→ **Problem requirements**
Scan the entries line by line and return those with "data".
━━━━━━━━━━━━━━━━
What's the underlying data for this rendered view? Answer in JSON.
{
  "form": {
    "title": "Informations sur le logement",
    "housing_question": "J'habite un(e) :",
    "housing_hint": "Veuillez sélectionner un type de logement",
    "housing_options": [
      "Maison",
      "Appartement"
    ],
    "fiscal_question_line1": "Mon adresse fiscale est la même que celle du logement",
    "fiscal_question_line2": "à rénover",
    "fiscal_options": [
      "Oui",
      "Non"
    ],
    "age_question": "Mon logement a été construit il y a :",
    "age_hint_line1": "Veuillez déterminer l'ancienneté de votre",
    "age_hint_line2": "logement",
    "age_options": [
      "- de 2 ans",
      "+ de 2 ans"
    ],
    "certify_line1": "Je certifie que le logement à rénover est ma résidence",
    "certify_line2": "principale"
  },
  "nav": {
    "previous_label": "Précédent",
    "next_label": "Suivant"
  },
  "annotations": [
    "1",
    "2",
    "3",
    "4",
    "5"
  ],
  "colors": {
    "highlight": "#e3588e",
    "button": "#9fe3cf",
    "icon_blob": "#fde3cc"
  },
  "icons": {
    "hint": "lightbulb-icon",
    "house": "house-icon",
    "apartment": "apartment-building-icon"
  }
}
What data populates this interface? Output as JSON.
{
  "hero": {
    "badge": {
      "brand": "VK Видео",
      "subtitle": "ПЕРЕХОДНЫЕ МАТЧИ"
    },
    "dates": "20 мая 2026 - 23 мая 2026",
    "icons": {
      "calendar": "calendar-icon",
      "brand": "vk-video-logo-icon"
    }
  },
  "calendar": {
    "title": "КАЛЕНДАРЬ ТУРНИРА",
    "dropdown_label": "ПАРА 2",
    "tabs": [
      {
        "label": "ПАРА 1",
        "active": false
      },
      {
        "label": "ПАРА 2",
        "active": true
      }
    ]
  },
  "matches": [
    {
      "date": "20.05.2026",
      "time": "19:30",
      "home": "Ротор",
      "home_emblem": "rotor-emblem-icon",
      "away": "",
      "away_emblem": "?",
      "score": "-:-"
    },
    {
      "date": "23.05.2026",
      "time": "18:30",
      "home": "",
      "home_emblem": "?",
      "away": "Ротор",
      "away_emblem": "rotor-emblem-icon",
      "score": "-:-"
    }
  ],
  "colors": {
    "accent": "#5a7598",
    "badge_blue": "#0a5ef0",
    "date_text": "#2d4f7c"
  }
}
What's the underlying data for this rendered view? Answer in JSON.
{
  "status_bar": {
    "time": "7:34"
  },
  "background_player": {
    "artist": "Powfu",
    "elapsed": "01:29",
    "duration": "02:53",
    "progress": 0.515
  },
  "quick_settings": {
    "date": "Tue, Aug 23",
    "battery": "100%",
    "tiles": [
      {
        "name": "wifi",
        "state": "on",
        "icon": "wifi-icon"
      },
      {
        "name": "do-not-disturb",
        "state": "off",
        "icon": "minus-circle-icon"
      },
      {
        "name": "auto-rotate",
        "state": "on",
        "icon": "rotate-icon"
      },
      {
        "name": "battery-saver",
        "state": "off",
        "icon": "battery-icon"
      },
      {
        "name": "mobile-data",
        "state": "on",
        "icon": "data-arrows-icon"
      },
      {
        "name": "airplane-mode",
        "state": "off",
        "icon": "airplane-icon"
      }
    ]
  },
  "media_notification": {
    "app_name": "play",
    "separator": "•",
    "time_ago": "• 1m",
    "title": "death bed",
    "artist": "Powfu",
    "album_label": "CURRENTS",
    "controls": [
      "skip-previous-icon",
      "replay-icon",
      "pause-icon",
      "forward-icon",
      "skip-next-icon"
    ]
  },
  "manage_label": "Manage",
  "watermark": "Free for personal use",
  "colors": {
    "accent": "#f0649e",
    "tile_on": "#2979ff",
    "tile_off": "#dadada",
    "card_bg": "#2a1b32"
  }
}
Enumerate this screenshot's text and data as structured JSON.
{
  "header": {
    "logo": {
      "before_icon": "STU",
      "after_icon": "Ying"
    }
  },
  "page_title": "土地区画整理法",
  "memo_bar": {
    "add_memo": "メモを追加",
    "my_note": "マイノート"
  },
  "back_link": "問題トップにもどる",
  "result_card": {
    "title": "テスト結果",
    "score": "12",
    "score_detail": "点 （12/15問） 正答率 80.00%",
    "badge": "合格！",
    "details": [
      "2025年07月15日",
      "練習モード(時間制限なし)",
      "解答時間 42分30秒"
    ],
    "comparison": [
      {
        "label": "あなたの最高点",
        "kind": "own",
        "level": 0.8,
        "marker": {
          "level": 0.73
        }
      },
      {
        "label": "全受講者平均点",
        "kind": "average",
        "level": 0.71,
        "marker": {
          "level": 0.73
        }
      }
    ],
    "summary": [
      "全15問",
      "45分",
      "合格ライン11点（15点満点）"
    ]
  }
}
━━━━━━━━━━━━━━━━
→ **Task solution**
What's the underlying data for this rendered view? Answer in JSON.
What data populates this interface? Output as JSON.
What's the underlying data for this rendered view? Answer in JSON.
        "name": "mobile-data",
        "icon": "data-arrows-icon"
Enumerate this screenshot's text and data as structured JSON.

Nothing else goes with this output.